Our initial move was to re-use the content we had and that has led us to in excess of 7 million podcast downloads and a number 1 educational game in the App store.
But despite some small wins, we recognised that we had to have more of a strategy to get to the next level. Experience had proved that we had a model of working with professional bodies that worked, but figuring out how to prioritise and to effectively plan growth was something we were struggling with. And that's where our first go with coaching started. Through a high growth programme here at St John's we were matched to a wonderful coach who helped us in a number of ways. Firstly, she made us recognise our successes. Running a small business can be a lonely experience and more often than not, it's really easy to think of successes as simply necessary parts of day to day life. But by actually acknowledging them, we had the means to start a process of working out where we needed to refine our offering.

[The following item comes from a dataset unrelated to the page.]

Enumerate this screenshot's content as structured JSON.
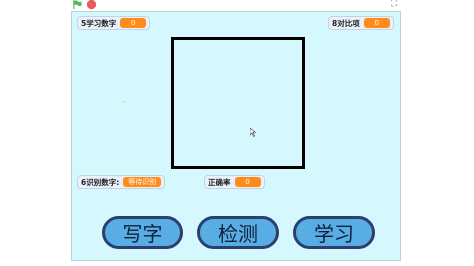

Engaging in coaching certainly helped us to successfully close an angel round of funding, to move into offices here at St John's and start to bring our contractor network in-house as full time employees.
We're now signed up to the GrowthAccelerator programme and that will help us on the path of achieving our goals: which include employing more people and helping more people to achieve the success they deserve by being able to integrate their learning into their everyday life.
We all know that starting and growing businesses is hard work. For some people the biggest challenge to growth is access to finance, for others the challenge is about sales and marketing. That's certainly something we're wrestling with as we move from a focus on our roots in the maritime sector to other areas. We've managed to move to insurance and veterinary so far, and we're working with our coach to put together a strategy to keep finding new market areas.
But despite the obvious obstacles, I believe that the UK is actually a great place for young companies. People are amazingly generous with their time and experience, you just need to ask them for help.
It was Warren Buffet who commented that "it's only when the tide goes out that you see who is swimming without any shorts on…" Well, when the pressures on, when the tides flooding out, a coach can be thought of like your swimming trunks: there to help you in times of need!
And lastly, following this golden summer of sport, do you remember Lord Coe's slogan, "Inspire a Generation". Well, England's most successful coach for decades, Sir Clive Woodward added another, "Inspire a generation of coaches" Can you imagine Andy Murray, Jessica Ennis or Mo Farrah without their coaches? No-one expects them to do it all themselves and society expects to help pay for them to achieve their success, so why should anyone expect growing businesses to improve their performance without help? I hope that as a country we can support one another and then bask on our collective pride as we build world beating companies.
Thank you for listening and good luck with your growth.